All the clues are scattered in our health history. Injuries, accidents, surgeries, traumatic events that life throws at us, long term habits, stress... They all have a bearing. It all takes us away from that initial perfection we had been (hopefully) born with.
Today, let's look at surgeries. Specifically at the scars we are left with. Who here has had abdominal surgery - appendix removed, perhaps, or a C-section?
Again, with a bit of luck, the scars has healed very nicely. You are safe and well, the issue had been treated, the baby delivered safely, all happy now. End of story?
But, who of my readers here might have persistent hip tension or back pain that came on after the surgery took place...?
The thing is, scars are just that: a repaired tear in the fabric of our tissues - skin, and the underlying connective tissues called fascia. For proper functioning of our body, all the signals that travel from our brain to the muscles should go uninterrupted. Every movement of the body needs to be accompanied by a smooth stretch or shift of surrounding tissues. If we have an interruption in the form of a scar, the pull of the tissues across the body is not the same. It is altered. There is a snag.
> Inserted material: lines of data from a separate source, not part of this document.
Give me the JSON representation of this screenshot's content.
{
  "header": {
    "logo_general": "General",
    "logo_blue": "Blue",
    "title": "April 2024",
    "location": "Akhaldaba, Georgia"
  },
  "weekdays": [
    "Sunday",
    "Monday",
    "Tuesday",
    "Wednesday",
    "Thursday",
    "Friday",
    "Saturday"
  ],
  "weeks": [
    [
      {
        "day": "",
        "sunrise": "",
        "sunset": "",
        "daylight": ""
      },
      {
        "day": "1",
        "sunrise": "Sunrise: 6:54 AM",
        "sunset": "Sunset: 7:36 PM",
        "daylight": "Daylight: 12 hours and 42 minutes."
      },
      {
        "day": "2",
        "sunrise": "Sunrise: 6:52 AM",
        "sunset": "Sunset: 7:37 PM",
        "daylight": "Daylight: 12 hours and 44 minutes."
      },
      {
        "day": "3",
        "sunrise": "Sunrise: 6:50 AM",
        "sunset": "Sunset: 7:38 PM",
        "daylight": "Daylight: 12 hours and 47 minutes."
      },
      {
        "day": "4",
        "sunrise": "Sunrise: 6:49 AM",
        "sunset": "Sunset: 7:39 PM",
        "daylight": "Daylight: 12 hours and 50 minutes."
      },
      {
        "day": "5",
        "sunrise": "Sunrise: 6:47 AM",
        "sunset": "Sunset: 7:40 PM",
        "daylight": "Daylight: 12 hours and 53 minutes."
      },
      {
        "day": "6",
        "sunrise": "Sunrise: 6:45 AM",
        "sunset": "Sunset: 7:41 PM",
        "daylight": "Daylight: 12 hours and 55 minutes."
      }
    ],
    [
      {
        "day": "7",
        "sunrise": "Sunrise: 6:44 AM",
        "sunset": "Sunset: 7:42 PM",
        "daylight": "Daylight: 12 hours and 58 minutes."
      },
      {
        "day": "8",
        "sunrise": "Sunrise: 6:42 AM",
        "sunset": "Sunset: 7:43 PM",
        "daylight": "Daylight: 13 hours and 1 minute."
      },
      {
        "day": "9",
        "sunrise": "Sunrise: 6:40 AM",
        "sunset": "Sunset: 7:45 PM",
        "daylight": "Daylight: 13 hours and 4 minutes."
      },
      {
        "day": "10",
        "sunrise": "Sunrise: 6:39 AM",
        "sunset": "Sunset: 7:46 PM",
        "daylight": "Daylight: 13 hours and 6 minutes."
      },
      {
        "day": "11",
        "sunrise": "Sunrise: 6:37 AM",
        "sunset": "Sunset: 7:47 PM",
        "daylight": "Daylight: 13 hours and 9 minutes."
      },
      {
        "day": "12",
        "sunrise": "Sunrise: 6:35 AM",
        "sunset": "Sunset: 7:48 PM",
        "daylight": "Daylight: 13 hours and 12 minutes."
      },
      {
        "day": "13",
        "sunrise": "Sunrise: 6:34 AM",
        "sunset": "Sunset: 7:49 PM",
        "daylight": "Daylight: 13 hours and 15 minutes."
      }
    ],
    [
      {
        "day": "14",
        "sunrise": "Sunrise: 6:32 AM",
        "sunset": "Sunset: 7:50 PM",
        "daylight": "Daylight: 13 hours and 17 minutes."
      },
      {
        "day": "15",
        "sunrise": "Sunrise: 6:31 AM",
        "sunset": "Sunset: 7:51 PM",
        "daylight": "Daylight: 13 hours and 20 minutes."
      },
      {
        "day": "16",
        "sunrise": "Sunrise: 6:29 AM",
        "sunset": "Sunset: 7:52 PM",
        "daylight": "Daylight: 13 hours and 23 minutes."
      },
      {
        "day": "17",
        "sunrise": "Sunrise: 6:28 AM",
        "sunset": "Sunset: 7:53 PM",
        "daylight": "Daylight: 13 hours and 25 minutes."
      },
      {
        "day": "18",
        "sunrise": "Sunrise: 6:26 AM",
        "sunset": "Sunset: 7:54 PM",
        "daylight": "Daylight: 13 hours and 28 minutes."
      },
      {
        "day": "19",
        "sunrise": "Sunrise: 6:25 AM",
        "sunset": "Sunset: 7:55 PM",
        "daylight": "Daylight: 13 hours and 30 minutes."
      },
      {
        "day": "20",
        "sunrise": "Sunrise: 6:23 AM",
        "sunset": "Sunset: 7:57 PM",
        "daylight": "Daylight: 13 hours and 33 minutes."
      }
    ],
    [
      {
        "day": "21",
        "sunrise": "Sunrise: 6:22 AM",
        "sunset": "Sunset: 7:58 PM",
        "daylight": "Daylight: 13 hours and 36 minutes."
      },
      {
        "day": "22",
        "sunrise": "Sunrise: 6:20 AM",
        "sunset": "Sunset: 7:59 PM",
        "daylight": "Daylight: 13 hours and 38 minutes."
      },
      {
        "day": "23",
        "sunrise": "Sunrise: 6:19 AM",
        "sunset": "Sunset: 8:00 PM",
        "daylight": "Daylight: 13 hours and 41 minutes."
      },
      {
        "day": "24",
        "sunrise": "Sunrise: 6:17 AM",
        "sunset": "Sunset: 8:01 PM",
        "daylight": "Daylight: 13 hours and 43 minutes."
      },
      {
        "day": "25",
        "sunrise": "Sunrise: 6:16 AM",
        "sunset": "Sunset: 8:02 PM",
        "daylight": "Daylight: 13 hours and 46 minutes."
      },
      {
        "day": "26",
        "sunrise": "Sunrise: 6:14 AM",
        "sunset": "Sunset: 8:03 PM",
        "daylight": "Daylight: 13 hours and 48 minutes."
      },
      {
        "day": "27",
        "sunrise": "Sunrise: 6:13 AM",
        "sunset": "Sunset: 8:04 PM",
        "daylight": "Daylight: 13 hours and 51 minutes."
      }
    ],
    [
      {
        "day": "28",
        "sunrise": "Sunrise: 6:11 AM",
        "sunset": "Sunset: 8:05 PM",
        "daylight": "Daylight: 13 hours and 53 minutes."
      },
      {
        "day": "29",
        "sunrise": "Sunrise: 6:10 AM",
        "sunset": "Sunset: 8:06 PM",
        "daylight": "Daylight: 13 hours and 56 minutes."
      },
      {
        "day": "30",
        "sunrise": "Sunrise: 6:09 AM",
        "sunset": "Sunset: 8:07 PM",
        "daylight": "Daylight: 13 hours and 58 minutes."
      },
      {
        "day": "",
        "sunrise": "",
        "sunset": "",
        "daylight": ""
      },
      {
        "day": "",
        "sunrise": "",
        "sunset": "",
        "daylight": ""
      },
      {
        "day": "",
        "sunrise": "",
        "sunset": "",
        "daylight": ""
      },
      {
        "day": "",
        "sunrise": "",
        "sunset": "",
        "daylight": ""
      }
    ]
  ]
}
The best example is adhesions, of course, where connective tissues form adhesions which anchor them down in new and unexpected ways, stopping the glide.
But there are simpler forms too, like a "simple" loss of stretch.
The body does not enjoy that. It alters the mechanics of movement. It annoys the nervous system, too. The scar can become neurologically active, acting as a noxious stimulus to the brain and changing the way muscles are activated.
Yes, that is correct - causing problems in the way muscles are "switched on and off".
C sections have a tendency to disrupt the way deep abdominal muscles work, There are many points at which "snagging" can potentially occur. If deep tummy muscles stop working as nature intended, we very often have compensatory back pain, pelvic floor issues, or hip tightness. This is because tummy muscles have deep anatomical connections into... guess what? ... deep back muscles, pelvic floor, or hip flexor muscles.
Essentially, if tummy muscles no longer operate as smoothly as before, they are not going to do this clever thing called force transmission into other tissues they are connected to.
In other words, if you have two connecting stretchy pieces of string, if one piece of string goes too slack or too taut (tummy muscles), it is not going to exert the same influence on the other connected piece of string (hip flexors, or pelvic floor, or tissues of the lower back.
Over time, those other connected tissues become less functional themselves, and pain can come in longer term.
And that is why we move another step
further away from being perfectly functional discomfort free human beings. And end up with back pain, for instance, just because we have had a C-section or our appendix removed a few years ago.
Next time - what can we do about that?
To your health,